• _Work instruction_: Where a record contains a picture, omit the picture and repeat the rest exactly.

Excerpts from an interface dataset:
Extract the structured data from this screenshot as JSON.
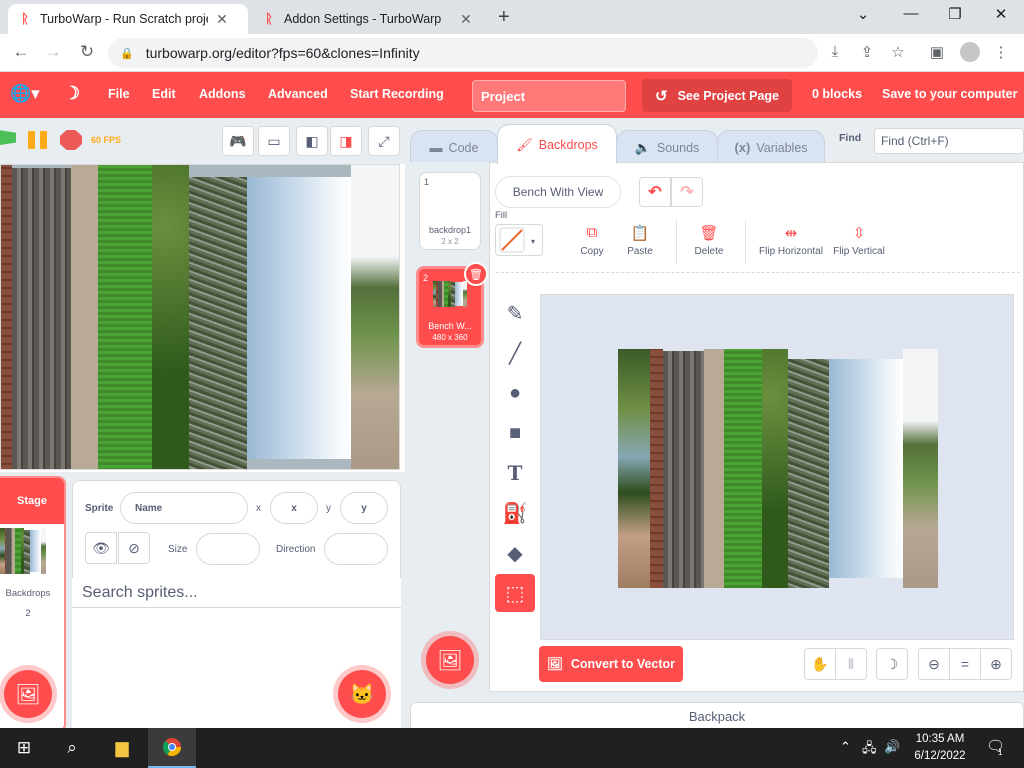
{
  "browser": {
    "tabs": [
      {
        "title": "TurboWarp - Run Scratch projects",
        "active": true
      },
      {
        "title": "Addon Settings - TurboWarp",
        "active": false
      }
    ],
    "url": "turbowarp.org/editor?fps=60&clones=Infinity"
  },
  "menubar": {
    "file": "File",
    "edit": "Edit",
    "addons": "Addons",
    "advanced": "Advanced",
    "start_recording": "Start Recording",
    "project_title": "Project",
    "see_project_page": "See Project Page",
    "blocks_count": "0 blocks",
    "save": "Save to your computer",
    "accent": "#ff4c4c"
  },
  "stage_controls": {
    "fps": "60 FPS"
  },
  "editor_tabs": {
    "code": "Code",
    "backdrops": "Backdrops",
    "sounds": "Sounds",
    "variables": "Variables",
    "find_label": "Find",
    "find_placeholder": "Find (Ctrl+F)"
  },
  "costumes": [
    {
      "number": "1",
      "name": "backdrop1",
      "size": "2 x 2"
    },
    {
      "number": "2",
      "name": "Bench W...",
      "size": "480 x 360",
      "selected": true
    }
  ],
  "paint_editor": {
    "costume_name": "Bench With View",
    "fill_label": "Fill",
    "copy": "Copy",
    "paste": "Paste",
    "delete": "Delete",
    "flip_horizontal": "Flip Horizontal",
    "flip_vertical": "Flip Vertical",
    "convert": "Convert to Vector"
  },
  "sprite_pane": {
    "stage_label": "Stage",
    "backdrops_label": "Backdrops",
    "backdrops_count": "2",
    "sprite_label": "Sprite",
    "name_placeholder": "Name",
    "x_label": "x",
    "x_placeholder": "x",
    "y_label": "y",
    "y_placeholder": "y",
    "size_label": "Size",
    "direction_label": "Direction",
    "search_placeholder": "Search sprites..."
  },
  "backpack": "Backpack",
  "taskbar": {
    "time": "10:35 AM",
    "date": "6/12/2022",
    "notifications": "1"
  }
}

• _Solution to the problem_:
Extract the structured data from this screenshot as JSON.
{
  "browser": {
    "tabs": [
      {
        "title": "TurboWarp - Run Scratch projects",
        "active": true
      },
      {
        "title": "Addon Settings - TurboWarp",
        "active": false
      }
    ],
    "url": "turbowarp.org/editor?fps=60&clones=Infinity"
  },
  "menubar": {
    "file": "File",
    "edit": "Edit",
    "addons": "Addons",
    "advanced": "Advanced",
    "start_recording": "Start Recording",
    "project_title": "Project",
    "see_project_page": "See Project Page",
    "blocks_count": "0 blocks",
    "save": "Save to your computer",
    "accent": "#ff4c4c"
  },
  "stage_controls": {
    "fps": "60 FPS"
  },
  "editor_tabs": {
    "code": "Code",
    "backdrops": "Backdrops",
    "sounds": "Sounds",
    "variables": "Variables",
    "find_label": "Find",
    "find_placeholder": "Find (Ctrl+F)"
  },
  "costumes": [
    {
      "number": "1",
      "name": "backdrop1",
      "size": "2 x 2"
    },
    {
      "number": "2",
      "name": "Bench W...",
      "size": "480 x 360",
      "selected": true
    }
  ],
  "paint_editor": {
    "costume_name": "Bench With View",
    "fill_label": "Fill",
    "copy": "Copy",
    "paste": "Paste",
    "delete": "Delete",
    "flip_horizontal": "Flip Horizontal",
    "flip_vertical": "Flip Vertical",
    "convert": "Convert to Vector"
  },
  "sprite_pane": {
    "stage_label": "Stage",
    "backdrops_label": "Backdrops",
    "backdrops_count": "2",
    "sprite_label": "Sprite",
    "name_placeholder": "Name",
    "x_label": "x",
    "x_placeholder": "x",
    "y_label": "y",
    "y_placeholder": "y",
    "size_label": "Size",
    "direction_label": "Direction",
    "search_placeholder": "Search sprites..."
  },
  "backpack": "Backpack",
  "taskbar": {
    "time": "10:35 AM",
    "date": "6/12/2022",
    "notifications": "1"
  }
}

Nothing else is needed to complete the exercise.